You don't need horses to be deathly afraid of your fence. That's nonsense. They need to respect it, not pancake you because you led them too close to a fence line. I DO agree with leave it on, 24/7. Don't put guesswork into fence management.

Four strands of white hot cote is plenty of fence. Or five. If four, heat up the top and the 2nd from the bottom. If five, heat up 2nd, 3rd, and top. Six is overkill and you'll play hell keeping vegetation off the bottom if you go with 6 strands. String surveyor's tape from it so they KNOW it's there then take it off. They'll know where the fence is.

buy some of those clip on 'yeah, I'm on' blinkie things so you can see at a distance if the fence is on.

Done.

dmalbone
Jan. 25, 2010, 05:24 PM
Six is overkill and you'll play hell keeping vegetation off the bottom if you go with 6 strands.


I would say definitely for her height, but I measured out 6 for a 5 1/2' fence and it was what I consider "normal". I think the problem is putting it too close to the ground.

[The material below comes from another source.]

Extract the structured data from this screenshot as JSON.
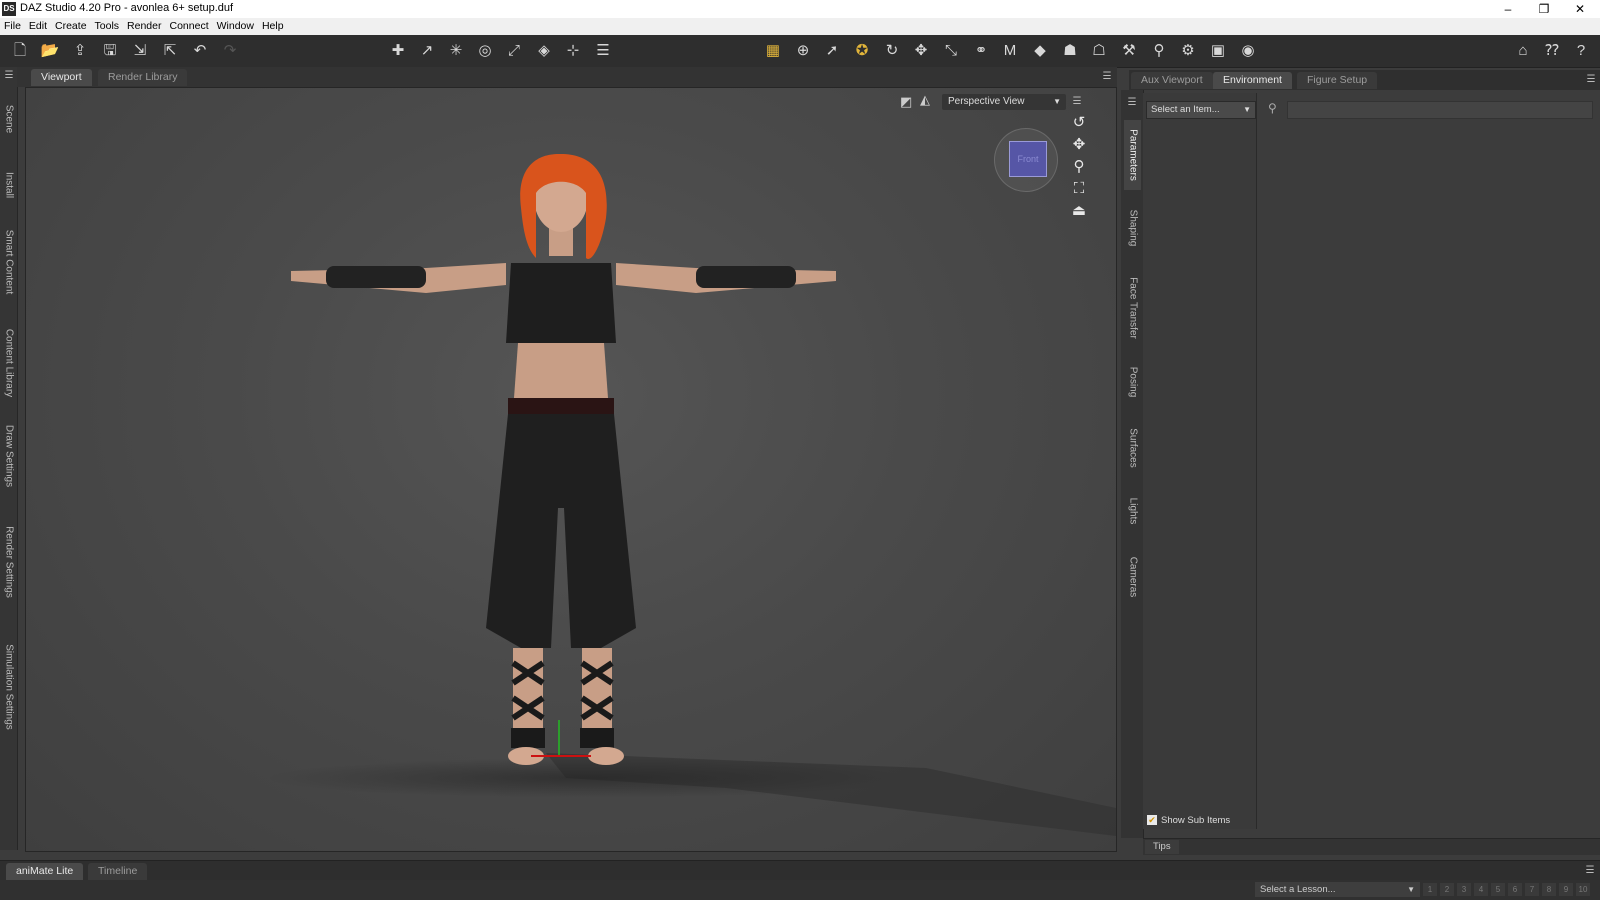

That's when you have vegetation problems. I could put 4 or 6, but if they're 3" off the ground you're going to have the same problems.

dmalbone
Jan. 25, 2010, 05:24 PM
... and I didn't know if you were talking about my mention of 6 strands or not... just wanted to throw that out there in case there were others reading interested in the same fencing.

katarine
Jan. 25, 2010, 06:56 PM
... and I didn't know if you were talking about my mention of 6 strands or not... just wanted to throw that out there in case there were others reading interested in the same fencing.

gotcha- i missed the detail on the covers being 54" tall. I was thinking normal t posts, which would mean like a 4' tall fence or so.

I'd have my corners professionally installed. Too much work for two peeps on a weekend lol :)